All we know about the universe is in what is called "the observable universe," because there's much beyond what even the most powerful modern telescopes and data-retrieval systems can detect. And something out there is exerting power over other things we can observe. We can't see it, and we don't know what it is, because it's so far away.
In recent years, scientists began noticing something a little bit off about the structure of the universe. By analyzing the light from distant galaxies, they were able to tell the relative speed and direction in which these objects were moving. The strange thing is that, rather than flying apart like most things in the universe, some of these distant galactic clusters appear to be caught up in a sort of current, speeding at unimaginable velocities (about two million miles per hour) along a specific path. Scientists have coined this phenomenon “dark flow” because, honestly, they really don’t know what’s causing it.
For gravity to be acting on these clusters the way that it seems to be, there would have to be something massive waiting at the end of the path. By massive, we mean something potentially much bigger than anything that we’ve ever observed in the known universe; something big enough to absolutely dwarf the galactic clusters being sucked towards it like dust to a vacuum cleaner.

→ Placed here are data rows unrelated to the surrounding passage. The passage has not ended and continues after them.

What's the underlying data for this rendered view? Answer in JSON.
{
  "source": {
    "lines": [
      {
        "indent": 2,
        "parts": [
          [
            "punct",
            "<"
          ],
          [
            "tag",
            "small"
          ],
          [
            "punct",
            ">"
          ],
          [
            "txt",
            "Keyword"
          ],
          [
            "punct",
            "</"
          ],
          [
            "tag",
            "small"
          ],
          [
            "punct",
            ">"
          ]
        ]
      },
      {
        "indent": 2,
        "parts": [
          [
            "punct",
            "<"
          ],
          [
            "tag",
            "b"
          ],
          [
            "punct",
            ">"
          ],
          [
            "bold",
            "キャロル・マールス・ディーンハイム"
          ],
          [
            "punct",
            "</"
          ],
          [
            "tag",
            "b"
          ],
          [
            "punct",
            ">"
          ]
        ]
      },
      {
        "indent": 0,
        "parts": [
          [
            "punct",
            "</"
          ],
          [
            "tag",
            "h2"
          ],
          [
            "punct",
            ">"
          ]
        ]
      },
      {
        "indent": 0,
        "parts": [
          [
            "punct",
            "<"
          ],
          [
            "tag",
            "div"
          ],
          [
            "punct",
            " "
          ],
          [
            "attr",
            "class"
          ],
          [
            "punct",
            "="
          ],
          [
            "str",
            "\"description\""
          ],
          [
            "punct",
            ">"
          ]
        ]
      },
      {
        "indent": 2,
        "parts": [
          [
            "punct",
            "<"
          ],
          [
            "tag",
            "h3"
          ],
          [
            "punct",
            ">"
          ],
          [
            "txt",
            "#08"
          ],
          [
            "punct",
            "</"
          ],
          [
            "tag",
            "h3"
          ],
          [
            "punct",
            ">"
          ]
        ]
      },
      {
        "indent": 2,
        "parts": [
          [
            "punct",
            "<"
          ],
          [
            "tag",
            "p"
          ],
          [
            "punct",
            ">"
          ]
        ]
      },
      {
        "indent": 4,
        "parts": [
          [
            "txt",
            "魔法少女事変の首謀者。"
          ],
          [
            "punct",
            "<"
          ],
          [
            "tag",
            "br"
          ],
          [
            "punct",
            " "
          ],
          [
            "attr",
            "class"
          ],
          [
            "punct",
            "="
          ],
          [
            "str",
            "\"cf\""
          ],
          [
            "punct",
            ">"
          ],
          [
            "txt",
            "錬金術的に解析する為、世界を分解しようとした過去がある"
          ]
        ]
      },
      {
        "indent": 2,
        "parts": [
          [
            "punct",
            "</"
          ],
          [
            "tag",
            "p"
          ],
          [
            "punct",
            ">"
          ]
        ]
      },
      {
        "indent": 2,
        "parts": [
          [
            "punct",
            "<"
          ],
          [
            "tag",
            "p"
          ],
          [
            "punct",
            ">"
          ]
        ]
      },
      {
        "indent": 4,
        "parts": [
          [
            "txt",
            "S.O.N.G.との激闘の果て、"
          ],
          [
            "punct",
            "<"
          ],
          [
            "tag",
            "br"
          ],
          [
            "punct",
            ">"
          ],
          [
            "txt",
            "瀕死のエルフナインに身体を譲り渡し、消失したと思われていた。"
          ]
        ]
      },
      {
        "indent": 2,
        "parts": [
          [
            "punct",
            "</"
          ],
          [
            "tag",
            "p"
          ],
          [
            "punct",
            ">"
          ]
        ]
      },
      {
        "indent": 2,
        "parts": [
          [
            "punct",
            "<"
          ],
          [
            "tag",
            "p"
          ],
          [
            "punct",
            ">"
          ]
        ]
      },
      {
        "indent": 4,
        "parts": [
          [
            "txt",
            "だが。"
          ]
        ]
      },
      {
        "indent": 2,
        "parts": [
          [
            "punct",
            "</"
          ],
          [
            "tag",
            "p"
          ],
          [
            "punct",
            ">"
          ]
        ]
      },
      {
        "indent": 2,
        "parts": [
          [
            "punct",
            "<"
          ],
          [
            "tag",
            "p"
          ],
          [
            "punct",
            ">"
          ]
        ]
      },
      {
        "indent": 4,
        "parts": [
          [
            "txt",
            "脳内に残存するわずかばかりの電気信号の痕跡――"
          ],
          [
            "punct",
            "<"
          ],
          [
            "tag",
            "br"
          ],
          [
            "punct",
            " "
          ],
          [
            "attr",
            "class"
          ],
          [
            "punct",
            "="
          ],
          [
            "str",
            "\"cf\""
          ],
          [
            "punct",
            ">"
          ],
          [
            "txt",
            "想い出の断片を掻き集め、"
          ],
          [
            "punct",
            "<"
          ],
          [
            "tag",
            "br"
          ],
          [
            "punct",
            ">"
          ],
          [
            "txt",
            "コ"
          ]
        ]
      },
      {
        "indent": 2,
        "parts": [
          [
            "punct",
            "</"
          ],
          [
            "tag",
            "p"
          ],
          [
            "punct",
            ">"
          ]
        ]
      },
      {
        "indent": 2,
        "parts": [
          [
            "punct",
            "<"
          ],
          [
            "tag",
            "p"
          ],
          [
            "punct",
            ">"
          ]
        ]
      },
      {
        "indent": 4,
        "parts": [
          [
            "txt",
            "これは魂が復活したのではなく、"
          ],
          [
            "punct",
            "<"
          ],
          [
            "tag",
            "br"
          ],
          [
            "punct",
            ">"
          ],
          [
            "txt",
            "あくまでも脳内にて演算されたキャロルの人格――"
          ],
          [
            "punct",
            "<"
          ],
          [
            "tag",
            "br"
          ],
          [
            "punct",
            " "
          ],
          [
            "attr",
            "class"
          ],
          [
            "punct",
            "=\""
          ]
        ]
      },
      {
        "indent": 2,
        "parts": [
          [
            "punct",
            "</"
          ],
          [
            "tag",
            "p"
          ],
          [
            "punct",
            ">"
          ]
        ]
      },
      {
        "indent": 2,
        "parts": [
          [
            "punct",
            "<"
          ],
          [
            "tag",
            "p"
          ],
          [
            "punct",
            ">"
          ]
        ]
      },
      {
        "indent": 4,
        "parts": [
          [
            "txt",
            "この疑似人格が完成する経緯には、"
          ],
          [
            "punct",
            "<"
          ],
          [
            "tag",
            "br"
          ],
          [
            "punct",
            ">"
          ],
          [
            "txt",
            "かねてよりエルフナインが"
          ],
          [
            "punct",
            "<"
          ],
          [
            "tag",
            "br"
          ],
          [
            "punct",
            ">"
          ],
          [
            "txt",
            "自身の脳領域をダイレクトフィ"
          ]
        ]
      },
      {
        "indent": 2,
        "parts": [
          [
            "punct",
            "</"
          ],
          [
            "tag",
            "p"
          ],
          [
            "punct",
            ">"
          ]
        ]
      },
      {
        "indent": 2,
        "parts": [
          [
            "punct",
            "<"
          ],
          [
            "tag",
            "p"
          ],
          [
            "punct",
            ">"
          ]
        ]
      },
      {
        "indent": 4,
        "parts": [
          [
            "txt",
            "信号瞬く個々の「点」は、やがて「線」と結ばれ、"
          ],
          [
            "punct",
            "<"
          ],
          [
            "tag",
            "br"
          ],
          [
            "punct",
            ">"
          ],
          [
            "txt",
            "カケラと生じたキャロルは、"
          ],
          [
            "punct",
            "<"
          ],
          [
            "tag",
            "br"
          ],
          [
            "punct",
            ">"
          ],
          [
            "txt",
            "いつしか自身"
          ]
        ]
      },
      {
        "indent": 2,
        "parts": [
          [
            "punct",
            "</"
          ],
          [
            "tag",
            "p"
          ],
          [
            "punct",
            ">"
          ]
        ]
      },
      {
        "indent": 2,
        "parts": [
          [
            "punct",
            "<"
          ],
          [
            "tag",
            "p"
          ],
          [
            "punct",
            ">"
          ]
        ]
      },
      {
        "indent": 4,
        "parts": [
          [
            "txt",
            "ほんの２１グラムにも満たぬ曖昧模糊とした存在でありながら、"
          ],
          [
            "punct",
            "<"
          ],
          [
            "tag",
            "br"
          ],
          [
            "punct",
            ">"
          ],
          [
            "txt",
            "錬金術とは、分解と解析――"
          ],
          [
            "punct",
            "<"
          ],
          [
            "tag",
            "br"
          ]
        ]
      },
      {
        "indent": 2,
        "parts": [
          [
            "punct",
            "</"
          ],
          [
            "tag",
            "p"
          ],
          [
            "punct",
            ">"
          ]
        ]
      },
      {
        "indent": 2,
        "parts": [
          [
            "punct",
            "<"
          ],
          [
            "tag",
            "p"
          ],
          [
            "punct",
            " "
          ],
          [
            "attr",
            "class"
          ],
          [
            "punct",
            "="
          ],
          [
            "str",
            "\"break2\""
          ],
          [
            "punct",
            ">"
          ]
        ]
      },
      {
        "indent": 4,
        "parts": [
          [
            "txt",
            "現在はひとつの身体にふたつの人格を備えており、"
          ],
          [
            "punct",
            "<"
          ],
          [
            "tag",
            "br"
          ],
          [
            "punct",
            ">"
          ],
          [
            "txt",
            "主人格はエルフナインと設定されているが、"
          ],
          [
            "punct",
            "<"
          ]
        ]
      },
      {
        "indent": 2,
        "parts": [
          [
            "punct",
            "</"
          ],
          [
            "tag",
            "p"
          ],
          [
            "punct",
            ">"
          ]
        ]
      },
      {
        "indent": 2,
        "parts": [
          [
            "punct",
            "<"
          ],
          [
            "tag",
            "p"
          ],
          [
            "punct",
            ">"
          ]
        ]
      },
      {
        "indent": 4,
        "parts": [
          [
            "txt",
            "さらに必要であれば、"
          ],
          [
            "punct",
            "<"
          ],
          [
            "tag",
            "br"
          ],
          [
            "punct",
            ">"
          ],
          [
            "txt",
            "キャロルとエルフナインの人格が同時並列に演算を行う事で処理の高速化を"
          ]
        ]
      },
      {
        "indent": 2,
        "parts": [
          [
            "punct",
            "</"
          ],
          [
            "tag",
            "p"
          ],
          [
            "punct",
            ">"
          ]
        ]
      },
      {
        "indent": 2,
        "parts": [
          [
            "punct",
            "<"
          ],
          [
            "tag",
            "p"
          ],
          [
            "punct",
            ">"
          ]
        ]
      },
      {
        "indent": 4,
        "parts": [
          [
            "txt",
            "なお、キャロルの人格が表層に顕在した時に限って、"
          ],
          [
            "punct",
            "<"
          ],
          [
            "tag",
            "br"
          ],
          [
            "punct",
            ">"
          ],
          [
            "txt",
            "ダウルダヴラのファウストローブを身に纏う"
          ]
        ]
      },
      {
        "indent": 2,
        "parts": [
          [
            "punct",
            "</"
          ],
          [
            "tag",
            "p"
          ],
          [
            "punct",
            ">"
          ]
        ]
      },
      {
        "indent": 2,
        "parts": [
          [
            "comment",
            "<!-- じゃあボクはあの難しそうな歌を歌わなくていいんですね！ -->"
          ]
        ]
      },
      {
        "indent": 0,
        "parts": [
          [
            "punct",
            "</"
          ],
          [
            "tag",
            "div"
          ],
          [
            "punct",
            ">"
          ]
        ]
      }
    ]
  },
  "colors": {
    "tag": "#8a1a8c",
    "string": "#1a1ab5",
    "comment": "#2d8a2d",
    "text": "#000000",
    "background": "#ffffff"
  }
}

Read more on what we know and what we don't, at Environmental Graffiti. Link